The creative economy is dead – long live the creative-social economies
CMCI staff are involved in the launch of a new special issue of the Social Enterprise Journal on the creative-social economies. Dr Roberta Comunian and PhD Denderah Rickermers have curated the special issue and written the editorial (with Dr Andrea Nanetti). CMCI staff Dr Lauren England has also contributed with an article. The special issue was developed after a workshop took place in Singapore in November 2018, funded through King’s College London (UK) and Nanyang Technological University Singapore international global partnership funds. The focus of the event was “Social enterprise, social innovation & the creative economy: current knowledge and shared research”, the aim of the convening was to explore the intersection of the creative economy and social innovation by bringing together academics and practitioners from different disciplines and fields working in varied geographic and socio-economic settings. The event details and a list of all panellists, presenters, and papers are available HERE.
Building on the discussions and papers that were presented during the event we are now pleased to share the publication of a special issue on the creative-social economies in the Social Enterprise Journal.

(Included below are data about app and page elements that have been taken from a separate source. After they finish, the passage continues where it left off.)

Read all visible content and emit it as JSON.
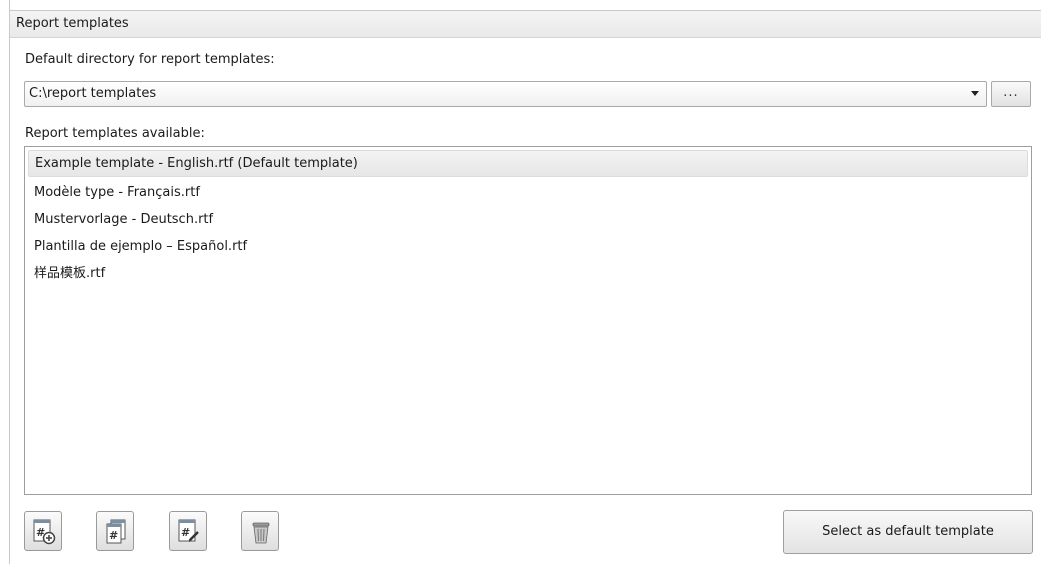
{
  "panel": {
    "title": "Report templates"
  },
  "directory": {
    "label": "Default directory for report templates:",
    "value": "C:\\report templates",
    "browse_label": "..."
  },
  "templates": {
    "label": "Report templates available:",
    "items": [
      "Example template - English.rtf (Default template)",
      "Modèle type - Français.rtf",
      "Mustervorlage - Deutsch.rtf",
      "Plantilla de ejemplo – Español.rtf",
      "样品模板.rtf"
    ],
    "selected_index": 0
  },
  "toolbar": {
    "icons": [
      "add-template-icon",
      "copy-template-icon",
      "edit-template-icon",
      "delete-template-icon"
    ],
    "default_button_label": "Select as default template"
  }
}
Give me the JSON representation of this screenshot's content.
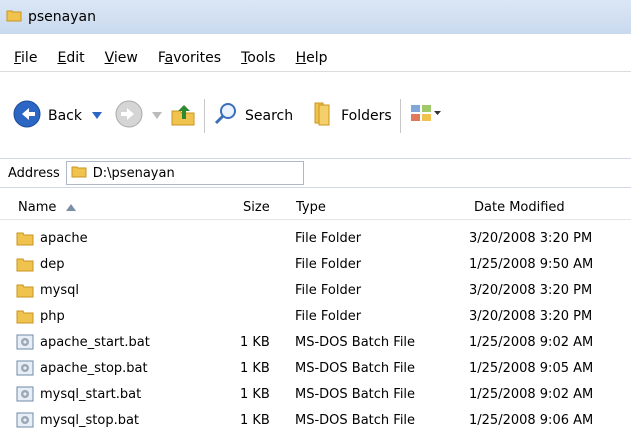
{
  "window": {
    "title": "psenayan"
  },
  "menu": [
    {
      "label": "File",
      "accel": "F"
    },
    {
      "label": "Edit",
      "accel": "E"
    },
    {
      "label": "View",
      "accel": "V"
    },
    {
      "label": "Favorites",
      "accel": "a"
    },
    {
      "label": "Tools",
      "accel": "T"
    },
    {
      "label": "Help",
      "accel": "H"
    }
  ],
  "toolbar": {
    "back_label": "Back",
    "search_label": "Search",
    "folders_label": "Folders"
  },
  "address": {
    "label": "Address",
    "path": "D:\\psenayan"
  },
  "columns": {
    "name": "Name",
    "size": "Size",
    "type": "Type",
    "date": "Date Modified"
  },
  "files": [
    {
      "name": "apache",
      "size": "",
      "type": "File Folder",
      "date": "3/20/2008 3:20 PM",
      "kind": "folder"
    },
    {
      "name": "dep",
      "size": "",
      "type": "File Folder",
      "date": "1/25/2008 9:50 AM",
      "kind": "folder"
    },
    {
      "name": "mysql",
      "size": "",
      "type": "File Folder",
      "date": "3/20/2008 3:20 PM",
      "kind": "folder"
    },
    {
      "name": "php",
      "size": "",
      "type": "File Folder",
      "date": "3/20/2008 3:20 PM",
      "kind": "folder"
    },
    {
      "name": "apache_start.bat",
      "size": "1 KB",
      "type": "MS-DOS Batch File",
      "date": "1/25/2008 9:02 AM",
      "kind": "bat"
    },
    {
      "name": "apache_stop.bat",
      "size": "1 KB",
      "type": "MS-DOS Batch File",
      "date": "1/25/2008 9:05 AM",
      "kind": "bat"
    },
    {
      "name": "mysql_start.bat",
      "size": "1 KB",
      "type": "MS-DOS Batch File",
      "date": "1/25/2008 9:02 AM",
      "kind": "bat"
    },
    {
      "name": "mysql_stop.bat",
      "size": "1 KB",
      "type": "MS-DOS Batch File",
      "date": "1/25/2008 9:06 AM",
      "kind": "bat"
    }
  ],
  "colors": {
    "titlebar": "#dbe7f5",
    "folder": "#f0c24e",
    "accent": "#2b66c4"
  },
  "icons": [
    "folder-icon",
    "back-icon",
    "forward-icon",
    "up-folder-icon",
    "search-icon",
    "folders-icon",
    "views-icon",
    "batch-file-icon",
    "sort-ascending-icon"
  ]
}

In their editorial “The creative economy is dead – long live the creative-social economies”, guest editors Dr Roberta Comunian, Denderah Rickmers and Dr Andrea Nanetti present and discuss a systemic literature review (SLR) that investigates the creative-social research field by connecting the two respective areas of literature. The findings highlight developing trends of literary convergence and point towards a need to consider the creative-social economies as an emerging independent area of research.
The special issue then comprises of five articles. In the first article, McQuilten et al. (2020) explore the literature on social enterprises and their specific policy context in Australia. She specifically considers Arts-Based Social Enterprises working with disadvantaged youth. In the second article, Carter and Carter (2020) discuss the Creative Business Model Canvas, a reinterpretation of Osterwalder and Pigneur’s Business Model Canvas and reimagines it for visual artists and Art-based Social Enterprise organisations. In the third article, England (2020) considers how Creative Social Enterprises manage to balance creative, social and economic goals. In the fourth paper Toscher et al. (2020) present an empirical comparative study of the motivations for engaging in business by focusing on three diverse cohorts of entrepreneurs active in three fields technology, youth and arts. In the final paper, Cockshut et al. (2020) articulate the role higher education institutions can play in supporting and engaging creative MSME (micro, small and medium-sized enterprises) towards a social innovation agenda.
In essence, each of the five articles emphasizes one common denominator, that there inevitably are socio-cultural as well as socio-economic dimensions to any and every activity in the realm of the creative industries. The question moving forward, therefore, needs to be, how do we capture and channel the social value of the sector beyond its economic contribution?